Although this was technically a legitimate franchise (until Starbucks found out what was going on) there have been plenty of cases of actual bootleg iterations of internationally known franchises that have no intentions of doing business in Venezuela. Anyone who has spent time on the internet has seen many of these copycat places sprout up in many corners of the world, it’s not a new thing, if I can reiterate that point.
The recent easing of the draconian regulations that destroyed the country has given forth to a new wave of bootleg franchises that have filled some holes left by franchises and stores that either left the country or did not survive the economic collapse. Some recent examples include a restaurant that takes upon the likeness of America’s Five Guys Burgers.
From fake Walgreens, Apple stores, to even pseudo Walmarts, you find plenty of these stuff around, more so than before, but not in such high magnitudes.
It’s simple really, what are the original holders of these IPs gonna do about it, complain to the government of Venezuela? If this regime cares little about human rights, what makes you think they will uphold the intellectual property rights of a foreign company, especially those that represent that which they ideologically oppose? Lmao.
Besides, there’s no way for these companies to enforce their intellectual properties in this country, they literally have no power here. At the same time, it’s hard for a citizen to uphold and defend any intellectual property rights they may have, especially when our laws about it are so obsolete, so it goes both ways.
The Venezuelan regime does partake in a little copyright infringement, as a treat. Case in point, the Kellogg’s brand. This American company bailed out of the country in 2018 and the regime seized all assets, eventually resuming operations and selling the products as if nothing had happened.
I do have a question, though. If the real Toucan Sam wore a mask, would he wear it like this?
Not all bootleg and copies of brands are done with malicious intent, as I’m pretty sure everyone has seen pictures of Taqueria Goku. It’s funny, its hilarious, and Mr. John Toei in Japan isn’t going to cause a ruckus about it.
I come from a place that indulges in similar practices. Recently, I found out a cousin works at a food place that sells “Whoppers” that have nothing in common with the Burger King product but are vastly cheaper than what a real Whopper costs these days. Some blatant copyright infringements are even playful and very much an ingrained part of their respective cities’ history.
A famous shoe store from my birthplace city of Maracaibo is called “Calzados Pikachu.” I guess the famous Pokémon finally wised up and invested into a business venture of its own.
I was told by someone that the Pikachu in the name is not actually referencing the Pokémon, but rather, it’s a pun on “Pick-a-shoe,” get it? They sell shoes, so when you walk to the store you have to pick a shoe (pikachu).
What’s the Pokémon Company and Nintendo gonna do about it? Nothing, there is nothing they can do about it, and anyone that has spent some time with videogames knows how trigger happy and protective Nintendo is with regards to their IP.

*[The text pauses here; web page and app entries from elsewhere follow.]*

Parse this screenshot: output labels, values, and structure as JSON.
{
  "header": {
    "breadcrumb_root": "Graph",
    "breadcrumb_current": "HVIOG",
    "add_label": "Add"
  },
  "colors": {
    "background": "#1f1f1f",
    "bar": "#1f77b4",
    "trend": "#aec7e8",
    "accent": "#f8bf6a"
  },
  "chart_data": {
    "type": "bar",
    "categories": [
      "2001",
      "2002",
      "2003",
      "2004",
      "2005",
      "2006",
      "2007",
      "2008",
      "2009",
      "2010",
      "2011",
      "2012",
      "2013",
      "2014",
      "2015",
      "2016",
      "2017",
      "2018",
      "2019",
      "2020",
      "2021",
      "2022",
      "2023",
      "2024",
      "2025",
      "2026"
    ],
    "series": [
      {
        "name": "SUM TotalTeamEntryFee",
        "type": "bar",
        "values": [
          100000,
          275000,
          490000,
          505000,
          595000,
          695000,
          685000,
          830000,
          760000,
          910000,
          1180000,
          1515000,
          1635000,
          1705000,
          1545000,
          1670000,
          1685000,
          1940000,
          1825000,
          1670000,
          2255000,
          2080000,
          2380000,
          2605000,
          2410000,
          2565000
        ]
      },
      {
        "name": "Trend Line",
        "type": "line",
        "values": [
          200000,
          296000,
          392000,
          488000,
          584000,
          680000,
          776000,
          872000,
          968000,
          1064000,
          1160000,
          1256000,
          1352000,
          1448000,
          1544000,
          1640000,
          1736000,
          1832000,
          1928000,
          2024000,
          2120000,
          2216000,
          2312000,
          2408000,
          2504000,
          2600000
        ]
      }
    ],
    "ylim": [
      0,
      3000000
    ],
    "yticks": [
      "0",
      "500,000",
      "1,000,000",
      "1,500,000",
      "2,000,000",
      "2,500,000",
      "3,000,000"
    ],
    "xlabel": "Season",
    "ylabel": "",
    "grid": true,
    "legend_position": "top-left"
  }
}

Another famous store from my youth, one that used to have a store very close to my grandmother’s place, took upon the likeness of the Flintstones. It’s pretty wild that it still exists today.
There are plenty more examples, regardless, we’re still far from matching the power level of bootlegging that some other countries wield. I know the country has had some rough years, and the last thing in everyone’s minds right now is to worry about these sorts of things, even during the weird but stagnant calm we’re now living in.
Perhaps some more brands will decide to invest in the country, authoritarian regime notwithstanding, it’s ultimately their call (and money). There are some other brands that have left the country, such as Wendy’s, and others, such as McDonald’s, are still afloat albeit at a drastically diminished and reduced quality and offerings.
We’ll see. No matter what happens, bootlegs will always be a thing around here.